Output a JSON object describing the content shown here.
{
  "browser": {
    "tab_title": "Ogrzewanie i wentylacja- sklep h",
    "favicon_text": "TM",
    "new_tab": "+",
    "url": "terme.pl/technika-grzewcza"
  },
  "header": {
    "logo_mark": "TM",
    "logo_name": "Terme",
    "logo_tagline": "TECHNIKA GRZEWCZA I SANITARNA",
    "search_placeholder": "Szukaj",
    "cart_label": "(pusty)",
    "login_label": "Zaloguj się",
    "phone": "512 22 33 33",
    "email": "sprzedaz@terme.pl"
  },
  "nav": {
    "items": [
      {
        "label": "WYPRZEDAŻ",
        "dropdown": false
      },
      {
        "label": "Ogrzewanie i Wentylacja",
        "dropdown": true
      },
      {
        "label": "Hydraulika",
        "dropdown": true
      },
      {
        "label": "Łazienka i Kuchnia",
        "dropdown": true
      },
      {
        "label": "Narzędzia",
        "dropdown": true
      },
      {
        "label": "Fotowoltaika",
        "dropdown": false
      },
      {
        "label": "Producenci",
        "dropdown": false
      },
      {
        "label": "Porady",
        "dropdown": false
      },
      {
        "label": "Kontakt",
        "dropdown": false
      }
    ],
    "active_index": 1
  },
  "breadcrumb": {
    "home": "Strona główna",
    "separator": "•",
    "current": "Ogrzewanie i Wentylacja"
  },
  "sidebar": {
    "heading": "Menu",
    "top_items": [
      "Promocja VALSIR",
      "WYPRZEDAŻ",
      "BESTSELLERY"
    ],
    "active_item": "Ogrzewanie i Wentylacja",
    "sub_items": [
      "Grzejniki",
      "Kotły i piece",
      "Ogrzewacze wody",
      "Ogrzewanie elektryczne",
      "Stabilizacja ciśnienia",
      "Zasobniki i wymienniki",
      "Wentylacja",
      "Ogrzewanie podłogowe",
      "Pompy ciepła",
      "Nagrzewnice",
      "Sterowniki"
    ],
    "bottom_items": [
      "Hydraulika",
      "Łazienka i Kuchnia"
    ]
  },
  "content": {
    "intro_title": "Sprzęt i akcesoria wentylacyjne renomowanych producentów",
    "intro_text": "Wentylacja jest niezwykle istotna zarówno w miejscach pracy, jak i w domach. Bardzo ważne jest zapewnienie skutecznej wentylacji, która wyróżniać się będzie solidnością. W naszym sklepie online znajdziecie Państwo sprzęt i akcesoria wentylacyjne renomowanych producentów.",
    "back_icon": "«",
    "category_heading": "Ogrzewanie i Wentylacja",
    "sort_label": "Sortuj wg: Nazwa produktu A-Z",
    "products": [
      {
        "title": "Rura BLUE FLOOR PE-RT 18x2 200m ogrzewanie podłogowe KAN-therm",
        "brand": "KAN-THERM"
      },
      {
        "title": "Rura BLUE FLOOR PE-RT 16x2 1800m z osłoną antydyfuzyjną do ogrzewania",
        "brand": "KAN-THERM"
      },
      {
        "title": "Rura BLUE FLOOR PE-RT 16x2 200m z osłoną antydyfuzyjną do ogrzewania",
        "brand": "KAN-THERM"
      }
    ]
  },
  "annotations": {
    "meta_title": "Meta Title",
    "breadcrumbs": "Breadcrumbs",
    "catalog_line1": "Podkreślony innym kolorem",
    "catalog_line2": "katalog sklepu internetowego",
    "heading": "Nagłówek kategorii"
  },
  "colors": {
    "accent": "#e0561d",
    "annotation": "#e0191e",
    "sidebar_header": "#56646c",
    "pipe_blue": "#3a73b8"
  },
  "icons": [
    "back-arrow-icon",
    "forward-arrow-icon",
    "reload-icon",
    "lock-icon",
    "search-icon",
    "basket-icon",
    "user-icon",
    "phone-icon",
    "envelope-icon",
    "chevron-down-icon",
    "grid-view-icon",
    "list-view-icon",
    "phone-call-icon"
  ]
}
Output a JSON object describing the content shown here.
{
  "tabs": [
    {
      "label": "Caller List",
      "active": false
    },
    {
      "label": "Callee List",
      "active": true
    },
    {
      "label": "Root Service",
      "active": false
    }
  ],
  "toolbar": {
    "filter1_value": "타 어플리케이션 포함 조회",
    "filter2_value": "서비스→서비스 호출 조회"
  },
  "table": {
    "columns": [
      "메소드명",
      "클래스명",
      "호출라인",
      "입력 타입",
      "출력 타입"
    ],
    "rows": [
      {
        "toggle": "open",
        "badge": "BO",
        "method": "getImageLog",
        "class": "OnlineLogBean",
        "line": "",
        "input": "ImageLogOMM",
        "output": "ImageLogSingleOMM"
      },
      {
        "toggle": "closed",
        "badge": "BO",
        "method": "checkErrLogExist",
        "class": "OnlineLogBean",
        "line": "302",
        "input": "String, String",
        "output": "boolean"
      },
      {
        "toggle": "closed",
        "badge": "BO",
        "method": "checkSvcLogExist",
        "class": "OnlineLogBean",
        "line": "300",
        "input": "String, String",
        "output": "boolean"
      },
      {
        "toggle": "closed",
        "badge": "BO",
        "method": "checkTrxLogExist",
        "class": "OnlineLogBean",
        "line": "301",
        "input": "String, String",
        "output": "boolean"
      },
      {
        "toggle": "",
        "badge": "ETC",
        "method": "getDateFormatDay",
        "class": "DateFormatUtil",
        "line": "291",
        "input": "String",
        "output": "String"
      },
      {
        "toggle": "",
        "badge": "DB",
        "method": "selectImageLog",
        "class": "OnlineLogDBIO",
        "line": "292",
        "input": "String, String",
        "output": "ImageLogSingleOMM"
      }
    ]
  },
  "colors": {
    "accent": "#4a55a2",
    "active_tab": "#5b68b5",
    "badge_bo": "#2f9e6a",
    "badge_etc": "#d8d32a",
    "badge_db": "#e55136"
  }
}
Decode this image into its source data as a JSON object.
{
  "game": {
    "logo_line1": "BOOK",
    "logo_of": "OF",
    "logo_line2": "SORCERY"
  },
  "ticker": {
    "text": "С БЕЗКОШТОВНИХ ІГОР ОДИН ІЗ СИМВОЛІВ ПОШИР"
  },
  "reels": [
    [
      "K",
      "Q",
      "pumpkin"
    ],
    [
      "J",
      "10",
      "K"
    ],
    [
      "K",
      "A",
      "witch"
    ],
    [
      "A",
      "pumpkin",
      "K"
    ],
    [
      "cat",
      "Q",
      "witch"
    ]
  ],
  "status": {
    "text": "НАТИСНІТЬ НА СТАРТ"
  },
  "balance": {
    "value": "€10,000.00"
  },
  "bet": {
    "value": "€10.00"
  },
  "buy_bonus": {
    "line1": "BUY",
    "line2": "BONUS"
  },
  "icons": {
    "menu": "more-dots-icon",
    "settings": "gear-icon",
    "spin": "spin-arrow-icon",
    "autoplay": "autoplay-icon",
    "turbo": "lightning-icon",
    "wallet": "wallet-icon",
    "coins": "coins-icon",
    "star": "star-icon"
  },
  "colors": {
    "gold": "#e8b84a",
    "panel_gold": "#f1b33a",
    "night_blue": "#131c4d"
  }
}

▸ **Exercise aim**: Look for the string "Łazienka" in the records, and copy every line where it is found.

▸ **Result of this exercise**:
        "label": "Łazienka i Kuchnia",
      "Łazienka i Kuchnia"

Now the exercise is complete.